_What this task involves:_ Write out every entry exactly as it appears.

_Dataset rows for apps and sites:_
================================
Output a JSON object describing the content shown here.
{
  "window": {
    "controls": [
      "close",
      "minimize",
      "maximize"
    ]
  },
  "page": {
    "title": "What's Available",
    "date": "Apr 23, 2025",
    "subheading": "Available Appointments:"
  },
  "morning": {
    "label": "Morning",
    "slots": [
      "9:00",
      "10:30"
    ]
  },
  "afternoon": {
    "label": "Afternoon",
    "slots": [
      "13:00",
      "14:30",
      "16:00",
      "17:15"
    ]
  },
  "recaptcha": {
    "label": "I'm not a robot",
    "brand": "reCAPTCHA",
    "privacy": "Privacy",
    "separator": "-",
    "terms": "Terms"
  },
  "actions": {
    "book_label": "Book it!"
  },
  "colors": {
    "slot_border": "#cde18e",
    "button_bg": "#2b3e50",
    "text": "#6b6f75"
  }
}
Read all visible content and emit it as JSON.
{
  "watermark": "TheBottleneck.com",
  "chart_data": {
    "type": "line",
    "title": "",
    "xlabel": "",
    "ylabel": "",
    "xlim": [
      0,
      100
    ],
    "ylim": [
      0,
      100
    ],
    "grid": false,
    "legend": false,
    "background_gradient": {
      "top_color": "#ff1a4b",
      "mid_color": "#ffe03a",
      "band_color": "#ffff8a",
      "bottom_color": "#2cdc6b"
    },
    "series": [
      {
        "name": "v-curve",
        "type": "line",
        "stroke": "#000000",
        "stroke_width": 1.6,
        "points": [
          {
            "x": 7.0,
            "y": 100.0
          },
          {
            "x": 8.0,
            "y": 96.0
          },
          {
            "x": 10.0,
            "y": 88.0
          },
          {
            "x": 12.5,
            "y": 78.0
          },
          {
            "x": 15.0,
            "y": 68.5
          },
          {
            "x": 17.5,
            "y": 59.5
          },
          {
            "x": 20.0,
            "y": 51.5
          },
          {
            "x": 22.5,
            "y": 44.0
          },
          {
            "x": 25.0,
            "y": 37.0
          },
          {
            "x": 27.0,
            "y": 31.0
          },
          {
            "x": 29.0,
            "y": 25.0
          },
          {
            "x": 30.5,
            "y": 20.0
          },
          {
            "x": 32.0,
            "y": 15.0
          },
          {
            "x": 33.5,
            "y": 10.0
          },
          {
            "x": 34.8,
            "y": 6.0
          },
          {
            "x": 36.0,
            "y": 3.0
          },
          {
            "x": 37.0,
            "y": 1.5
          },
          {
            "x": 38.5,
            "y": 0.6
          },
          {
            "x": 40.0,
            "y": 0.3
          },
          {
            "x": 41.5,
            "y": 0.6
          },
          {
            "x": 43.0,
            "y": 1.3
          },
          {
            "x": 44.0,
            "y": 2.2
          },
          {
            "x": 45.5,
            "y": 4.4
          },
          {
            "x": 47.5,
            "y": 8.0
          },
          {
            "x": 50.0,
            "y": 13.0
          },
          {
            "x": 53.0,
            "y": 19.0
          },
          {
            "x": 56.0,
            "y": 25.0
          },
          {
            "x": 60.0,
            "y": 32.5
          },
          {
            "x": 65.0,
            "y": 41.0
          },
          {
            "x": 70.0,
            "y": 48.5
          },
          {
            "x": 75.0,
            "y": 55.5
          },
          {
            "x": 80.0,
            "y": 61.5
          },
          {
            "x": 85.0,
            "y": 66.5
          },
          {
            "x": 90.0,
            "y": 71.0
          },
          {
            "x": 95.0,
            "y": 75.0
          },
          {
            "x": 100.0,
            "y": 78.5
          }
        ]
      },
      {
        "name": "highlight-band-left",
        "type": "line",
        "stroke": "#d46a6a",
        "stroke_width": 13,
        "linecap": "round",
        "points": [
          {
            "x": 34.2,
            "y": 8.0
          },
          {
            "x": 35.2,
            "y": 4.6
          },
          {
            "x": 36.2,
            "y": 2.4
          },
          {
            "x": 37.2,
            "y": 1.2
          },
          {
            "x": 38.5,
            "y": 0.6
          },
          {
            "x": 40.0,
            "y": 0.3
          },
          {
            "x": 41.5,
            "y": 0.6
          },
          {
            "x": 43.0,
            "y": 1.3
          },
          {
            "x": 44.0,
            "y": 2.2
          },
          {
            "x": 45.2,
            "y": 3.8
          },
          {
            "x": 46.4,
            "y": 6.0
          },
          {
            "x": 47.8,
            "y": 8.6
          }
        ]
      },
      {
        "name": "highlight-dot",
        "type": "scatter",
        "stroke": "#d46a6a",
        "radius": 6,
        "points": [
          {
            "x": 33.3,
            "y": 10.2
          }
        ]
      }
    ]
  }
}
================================
_Written answer:_
Output a JSON object describing the content shown here.
{
  "window": {
    "controls": [
      "close",
      "minimize",
      "maximize"
    ]
  },
  "page": {
    "title": "What's Available",
    "date": "Apr 23, 2025",
    "subheading": "Available Appointments:"
  },
  "morning": {
    "label": "Morning",
    "slots": [
      "9:00",
      "10:30"
    ]
  },
  "afternoon": {
    "label": "Afternoon",
    "slots": [
      "13:00",
      "14:30",
      "16:00",
      "17:15"
    ]
  },
  "recaptcha": {
    "label": "I'm not a robot",
    "brand": "reCAPTCHA",
    "privacy": "Privacy",
    "separator": "-",
    "terms": "Terms"
  },
  "actions": {
    "book_label": "Book it!"
  },
  "colors": {
    "slot_border": "#cde18e",
    "button_bg": "#2b3e50",
    "text": "#6b6f75"
  }
}
Read all visible content and emit it as JSON.
{
  "watermark": "TheBottleneck.com",
  "chart_data": {
    "type": "line",
    "title": "",
    "xlabel": "",
    "ylabel": "",
    "xlim": [
      0,
      100
    ],
    "ylim": [
      0,
      100
    ],
    "grid": false,
    "legend": false,
    "background_gradient": {
      "top_color": "#ff1a4b",
      "mid_color": "#ffe03a",
      "band_color": "#ffff8a",
      "bottom_color": "#2cdc6b"
    },
    "series": [
      {
        "name": "v-curve",
        "type": "line",
        "stroke": "#000000",
        "stroke_width": 1.6,
        "points": [
          {
            "x": 7.0,
            "y": 100.0
          },
          {
            "x": 8.0,
            "y": 96.0
          },
          {
            "x": 10.0,
            "y": 88.0
          },
          {
            "x": 12.5,
            "y": 78.0
          },
          {
            "x": 15.0,
            "y": 68.5
          },
          {
            "x": 17.5,
            "y": 59.5
          },
          {
            "x": 20.0,
            "y": 51.5
          },
          {
            "x": 22.5,
            "y": 44.0
          },
          {
            "x": 25.0,
            "y": 37.0
          },
          {
            "x": 27.0,
            "y": 31.0
          },
          {
            "x": 29.0,
            "y": 25.0
          },
          {
            "x": 30.5,
            "y": 20.0
          },
          {
            "x": 32.0,
            "y": 15.0
          },
          {
            "x": 33.5,
            "y": 10.0
          },
          {
            "x": 34.8,
            "y": 6.0
          },
          {
            "x": 36.0,
            "y": 3.0
          },
          {
            "x": 37.0,
            "y": 1.5
          },
          {
            "x": 38.5,
            "y": 0.6
          },
          {
            "x": 40.0,
            "y": 0.3
          },
          {
            "x": 41.5,
            "y": 0.6
          },
          {
            "x": 43.0,
            "y": 1.3
          },
          {
            "x": 44.0,
            "y": 2.2
          },
          {
            "x": 45.5,
            "y": 4.4
          },
          {
            "x": 47.5,
            "y": 8.0
          },
          {
            "x": 50.0,
            "y": 13.0
          },
          {
            "x": 53.0,
            "y": 19.0
          },
          {
            "x": 56.0,
            "y": 25.0
          },
          {
            "x": 60.0,
            "y": 32.5
          },
          {
            "x": 65.0,
            "y": 41.0
          },
          {
            "x": 70.0,
            "y": 48.5
          },
          {
            "x": 75.0,
            "y": 55.5
          },
          {
            "x": 80.0,
            "y": 61.5
          },
          {
            "x": 85.0,
            "y": 66.5
          },
          {
            "x": 90.0,
            "y": 71.0
          },
          {
            "x": 95.0,
            "y": 75.0
          },
          {
            "x": 100.0,
            "y": 78.5
          }
        ]
      },
      {
        "name": "highlight-band-left",
        "type": "line",
        "stroke": "#d46a6a",
        "stroke_width": 13,
        "linecap": "round",
        "points": [
          {
            "x": 34.2,
            "y": 8.0
          },
          {
            "x": 35.2,
            "y": 4.6
          },
          {
            "x": 36.2,
            "y": 2.4
          },
          {
            "x": 37.2,
            "y": 1.2
          },
          {
            "x": 38.5,
            "y": 0.6
          },
          {
            "x": 40.0,
            "y": 0.3
          },
          {
            "x": 41.5,
            "y": 0.6
          },
          {
            "x": 43.0,
            "y": 1.3
          },
          {
            "x": 44.0,
            "y": 2.2
          },
          {
            "x": 45.2,
            "y": 3.8
          },
          {
            "x": 46.4,
            "y": 6.0
          },
          {
            "x": 47.8,
            "y": 8.6
          }
        ]
      },
      {
        "name": "highlight-dot",
        "type": "scatter",
        "stroke": "#d46a6a",
        "radius": 6,
        "points": [
          {
            "x": 33.3,
            "y": 10.2
          }
        ]
      }
    ]
  }
}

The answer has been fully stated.